BEGIN Records

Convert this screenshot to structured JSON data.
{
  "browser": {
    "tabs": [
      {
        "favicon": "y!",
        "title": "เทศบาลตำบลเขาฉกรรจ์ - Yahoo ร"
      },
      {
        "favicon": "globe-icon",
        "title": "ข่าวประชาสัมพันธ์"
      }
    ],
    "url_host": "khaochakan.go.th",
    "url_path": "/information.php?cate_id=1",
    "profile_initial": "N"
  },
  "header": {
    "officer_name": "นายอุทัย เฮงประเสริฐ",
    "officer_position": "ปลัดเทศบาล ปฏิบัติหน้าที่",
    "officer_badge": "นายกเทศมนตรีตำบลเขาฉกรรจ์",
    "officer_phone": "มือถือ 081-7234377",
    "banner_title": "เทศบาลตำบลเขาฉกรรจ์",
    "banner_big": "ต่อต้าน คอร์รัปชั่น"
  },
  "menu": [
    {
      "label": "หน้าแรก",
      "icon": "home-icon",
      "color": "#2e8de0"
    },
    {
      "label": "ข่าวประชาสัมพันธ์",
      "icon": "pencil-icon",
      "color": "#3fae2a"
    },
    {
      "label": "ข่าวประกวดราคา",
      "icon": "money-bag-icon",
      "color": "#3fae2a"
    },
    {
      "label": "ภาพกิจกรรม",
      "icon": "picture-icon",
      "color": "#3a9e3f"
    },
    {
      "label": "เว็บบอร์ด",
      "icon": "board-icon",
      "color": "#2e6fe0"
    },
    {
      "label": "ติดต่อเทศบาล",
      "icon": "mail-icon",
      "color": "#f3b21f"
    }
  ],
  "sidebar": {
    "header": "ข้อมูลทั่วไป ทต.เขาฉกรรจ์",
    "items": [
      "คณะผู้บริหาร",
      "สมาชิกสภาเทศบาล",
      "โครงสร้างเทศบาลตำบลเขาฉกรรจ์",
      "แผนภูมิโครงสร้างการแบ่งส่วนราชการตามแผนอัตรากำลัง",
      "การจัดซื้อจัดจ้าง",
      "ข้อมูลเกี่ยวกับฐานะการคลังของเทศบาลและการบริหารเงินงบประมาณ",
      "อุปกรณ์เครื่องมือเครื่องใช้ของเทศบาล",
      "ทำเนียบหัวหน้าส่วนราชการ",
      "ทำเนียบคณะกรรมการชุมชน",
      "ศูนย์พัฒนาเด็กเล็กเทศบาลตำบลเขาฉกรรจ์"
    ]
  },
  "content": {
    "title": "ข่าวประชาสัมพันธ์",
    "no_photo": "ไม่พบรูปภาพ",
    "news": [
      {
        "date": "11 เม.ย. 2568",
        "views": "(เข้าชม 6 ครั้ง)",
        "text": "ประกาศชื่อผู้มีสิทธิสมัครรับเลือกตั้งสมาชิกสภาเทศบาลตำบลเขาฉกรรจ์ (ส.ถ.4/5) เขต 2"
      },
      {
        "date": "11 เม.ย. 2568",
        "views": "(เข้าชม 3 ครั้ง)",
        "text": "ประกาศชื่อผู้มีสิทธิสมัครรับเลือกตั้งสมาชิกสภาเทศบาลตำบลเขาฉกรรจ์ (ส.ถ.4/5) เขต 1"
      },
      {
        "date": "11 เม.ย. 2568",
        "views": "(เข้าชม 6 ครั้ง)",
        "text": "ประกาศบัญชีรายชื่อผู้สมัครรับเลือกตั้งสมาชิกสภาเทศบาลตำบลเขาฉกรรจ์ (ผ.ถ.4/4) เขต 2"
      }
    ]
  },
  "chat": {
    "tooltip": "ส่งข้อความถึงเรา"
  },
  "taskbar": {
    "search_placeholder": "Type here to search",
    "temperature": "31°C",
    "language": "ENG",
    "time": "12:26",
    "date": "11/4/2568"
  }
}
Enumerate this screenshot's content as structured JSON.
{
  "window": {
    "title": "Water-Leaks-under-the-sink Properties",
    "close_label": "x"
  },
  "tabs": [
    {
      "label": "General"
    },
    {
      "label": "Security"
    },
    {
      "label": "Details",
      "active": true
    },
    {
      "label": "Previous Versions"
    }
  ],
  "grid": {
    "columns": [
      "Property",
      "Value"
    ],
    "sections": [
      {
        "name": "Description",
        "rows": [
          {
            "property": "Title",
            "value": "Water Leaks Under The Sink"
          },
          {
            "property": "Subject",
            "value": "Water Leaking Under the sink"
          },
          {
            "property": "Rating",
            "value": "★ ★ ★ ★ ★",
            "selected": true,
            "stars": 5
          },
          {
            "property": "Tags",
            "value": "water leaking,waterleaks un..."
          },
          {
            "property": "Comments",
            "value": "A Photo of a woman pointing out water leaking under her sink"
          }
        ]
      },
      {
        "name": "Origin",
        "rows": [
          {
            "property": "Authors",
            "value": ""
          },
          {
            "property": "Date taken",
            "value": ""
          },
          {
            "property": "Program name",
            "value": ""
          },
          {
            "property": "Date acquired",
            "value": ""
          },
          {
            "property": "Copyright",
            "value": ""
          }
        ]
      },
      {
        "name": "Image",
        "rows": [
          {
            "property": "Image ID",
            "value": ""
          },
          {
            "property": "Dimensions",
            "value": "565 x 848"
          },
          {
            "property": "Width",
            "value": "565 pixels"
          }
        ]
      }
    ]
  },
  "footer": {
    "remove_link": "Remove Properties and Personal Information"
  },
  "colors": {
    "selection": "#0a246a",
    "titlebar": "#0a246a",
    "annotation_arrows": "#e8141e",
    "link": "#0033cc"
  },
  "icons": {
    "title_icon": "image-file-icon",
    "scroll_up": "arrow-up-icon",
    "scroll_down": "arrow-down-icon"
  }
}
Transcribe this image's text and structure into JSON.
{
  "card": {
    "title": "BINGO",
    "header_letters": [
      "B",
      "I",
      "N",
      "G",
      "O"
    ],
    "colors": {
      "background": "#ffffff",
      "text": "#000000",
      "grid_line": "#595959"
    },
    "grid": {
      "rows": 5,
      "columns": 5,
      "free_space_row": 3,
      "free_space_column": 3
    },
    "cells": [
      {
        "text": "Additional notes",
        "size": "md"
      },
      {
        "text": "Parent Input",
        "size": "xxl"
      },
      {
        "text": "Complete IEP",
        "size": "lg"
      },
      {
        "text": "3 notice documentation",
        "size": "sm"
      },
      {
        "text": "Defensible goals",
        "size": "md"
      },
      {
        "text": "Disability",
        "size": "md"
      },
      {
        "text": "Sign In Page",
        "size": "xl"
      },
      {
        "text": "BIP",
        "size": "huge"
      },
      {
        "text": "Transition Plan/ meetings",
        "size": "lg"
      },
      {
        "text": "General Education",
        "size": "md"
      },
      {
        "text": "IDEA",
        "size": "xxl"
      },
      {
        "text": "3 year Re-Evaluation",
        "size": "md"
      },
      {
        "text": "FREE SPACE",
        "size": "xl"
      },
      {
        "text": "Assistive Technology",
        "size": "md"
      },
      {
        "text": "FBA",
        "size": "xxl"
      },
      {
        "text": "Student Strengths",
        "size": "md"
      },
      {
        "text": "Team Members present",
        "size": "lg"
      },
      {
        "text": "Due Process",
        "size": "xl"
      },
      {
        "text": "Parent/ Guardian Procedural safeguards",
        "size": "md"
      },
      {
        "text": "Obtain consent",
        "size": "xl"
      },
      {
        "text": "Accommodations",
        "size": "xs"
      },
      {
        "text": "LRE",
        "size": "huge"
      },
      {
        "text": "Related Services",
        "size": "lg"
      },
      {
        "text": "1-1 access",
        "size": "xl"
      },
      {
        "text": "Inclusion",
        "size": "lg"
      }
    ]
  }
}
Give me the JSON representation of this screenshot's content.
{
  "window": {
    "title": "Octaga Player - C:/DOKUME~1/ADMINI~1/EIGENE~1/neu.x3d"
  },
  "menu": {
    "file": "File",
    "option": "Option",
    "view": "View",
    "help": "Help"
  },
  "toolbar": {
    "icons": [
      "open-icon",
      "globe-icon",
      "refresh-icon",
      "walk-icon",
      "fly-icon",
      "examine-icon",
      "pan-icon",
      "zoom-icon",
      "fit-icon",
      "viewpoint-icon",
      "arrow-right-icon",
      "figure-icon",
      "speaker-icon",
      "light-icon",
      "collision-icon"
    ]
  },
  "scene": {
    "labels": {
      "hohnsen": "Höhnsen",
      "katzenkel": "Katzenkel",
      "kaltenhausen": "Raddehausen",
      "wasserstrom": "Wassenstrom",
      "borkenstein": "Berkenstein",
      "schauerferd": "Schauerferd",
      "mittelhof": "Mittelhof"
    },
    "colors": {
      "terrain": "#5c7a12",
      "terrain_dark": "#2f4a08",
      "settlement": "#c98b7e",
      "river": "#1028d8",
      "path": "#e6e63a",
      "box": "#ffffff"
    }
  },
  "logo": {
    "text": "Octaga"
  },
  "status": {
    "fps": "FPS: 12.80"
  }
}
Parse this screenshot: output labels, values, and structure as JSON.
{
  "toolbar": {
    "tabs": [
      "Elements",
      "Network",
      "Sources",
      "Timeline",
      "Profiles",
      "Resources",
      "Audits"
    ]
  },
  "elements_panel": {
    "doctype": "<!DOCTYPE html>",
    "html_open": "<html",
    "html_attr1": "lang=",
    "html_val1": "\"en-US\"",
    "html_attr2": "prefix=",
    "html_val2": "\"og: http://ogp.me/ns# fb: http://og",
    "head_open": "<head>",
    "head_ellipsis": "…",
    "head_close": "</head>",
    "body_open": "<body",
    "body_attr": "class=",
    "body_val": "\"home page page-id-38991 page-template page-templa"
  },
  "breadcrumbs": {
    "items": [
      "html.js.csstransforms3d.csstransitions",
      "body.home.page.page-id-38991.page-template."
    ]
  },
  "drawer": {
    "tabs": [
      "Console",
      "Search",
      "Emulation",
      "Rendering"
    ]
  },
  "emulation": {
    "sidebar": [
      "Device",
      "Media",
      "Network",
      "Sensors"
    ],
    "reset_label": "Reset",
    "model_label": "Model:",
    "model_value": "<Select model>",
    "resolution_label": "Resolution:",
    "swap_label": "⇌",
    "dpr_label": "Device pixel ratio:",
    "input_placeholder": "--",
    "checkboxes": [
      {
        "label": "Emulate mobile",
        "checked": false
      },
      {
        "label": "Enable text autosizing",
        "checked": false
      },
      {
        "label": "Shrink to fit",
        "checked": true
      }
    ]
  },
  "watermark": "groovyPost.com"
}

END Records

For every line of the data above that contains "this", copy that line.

Convert this screenshot to structured JSON data.
Enumerate this screenshot's content as structured JSON.
Transcribe this image's text and structure into JSON.
Give me the JSON representation of this screenshot's content.
Parse this screenshot: output labels, values, and structure as JSON.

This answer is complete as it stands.